Exercise brief | Output the data word for word, dropping every image.

Entries shown |
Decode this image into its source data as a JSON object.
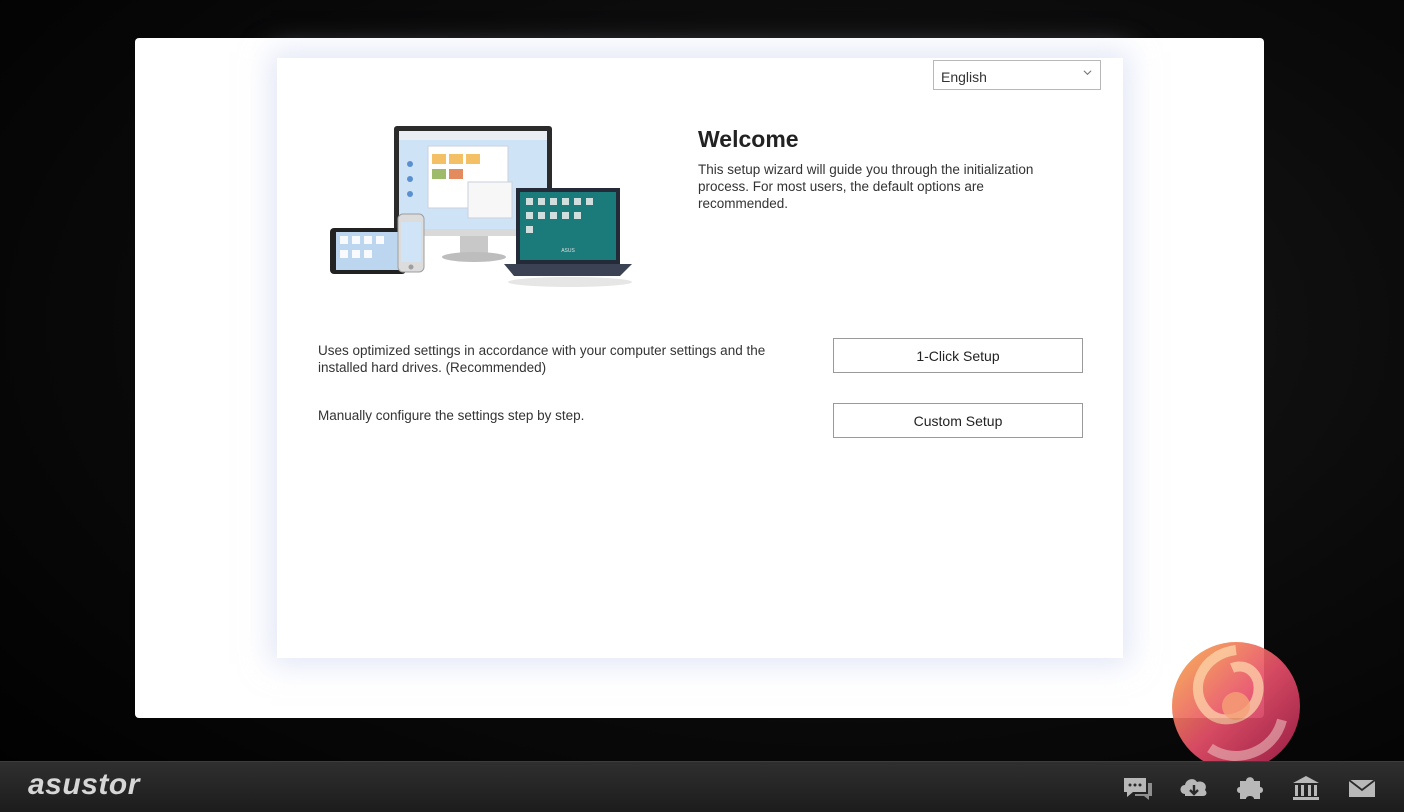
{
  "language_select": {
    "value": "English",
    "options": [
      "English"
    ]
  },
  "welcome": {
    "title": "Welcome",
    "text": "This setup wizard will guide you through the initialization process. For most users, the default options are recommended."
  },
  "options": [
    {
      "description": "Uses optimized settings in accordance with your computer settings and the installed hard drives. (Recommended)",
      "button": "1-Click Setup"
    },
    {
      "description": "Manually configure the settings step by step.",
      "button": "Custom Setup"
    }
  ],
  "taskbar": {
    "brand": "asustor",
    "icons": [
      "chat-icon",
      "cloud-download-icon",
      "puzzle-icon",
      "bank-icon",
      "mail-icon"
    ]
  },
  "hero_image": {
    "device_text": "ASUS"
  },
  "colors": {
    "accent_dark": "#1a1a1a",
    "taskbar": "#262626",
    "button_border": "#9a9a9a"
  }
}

Answer for the task |
Decode this image into its source data as a JSON object.
{
  "language_select": {
    "value": "English",
    "options": [
      "English"
    ]
  },
  "welcome": {
    "title": "Welcome",
    "text": "This setup wizard will guide you through the initialization process. For most users, the default options are recommended."
  },
  "options": [
    {
      "description": "Uses optimized settings in accordance with your computer settings and the installed hard drives. (Recommended)",
      "button": "1-Click Setup"
    },
    {
      "description": "Manually configure the settings step by step.",
      "button": "Custom Setup"
    }
  ],
  "taskbar": {
    "brand": "asustor",
    "icons": [
      "chat-icon",
      "cloud-download-icon",
      "puzzle-icon",
      "bank-icon",
      "mail-icon"
    ]
  },
  "hero_image": {
    "device_text": "ASUS"
  },
  "colors": {
    "accent_dark": "#1a1a1a",
    "taskbar": "#262626",
    "button_border": "#9a9a9a"
  }
}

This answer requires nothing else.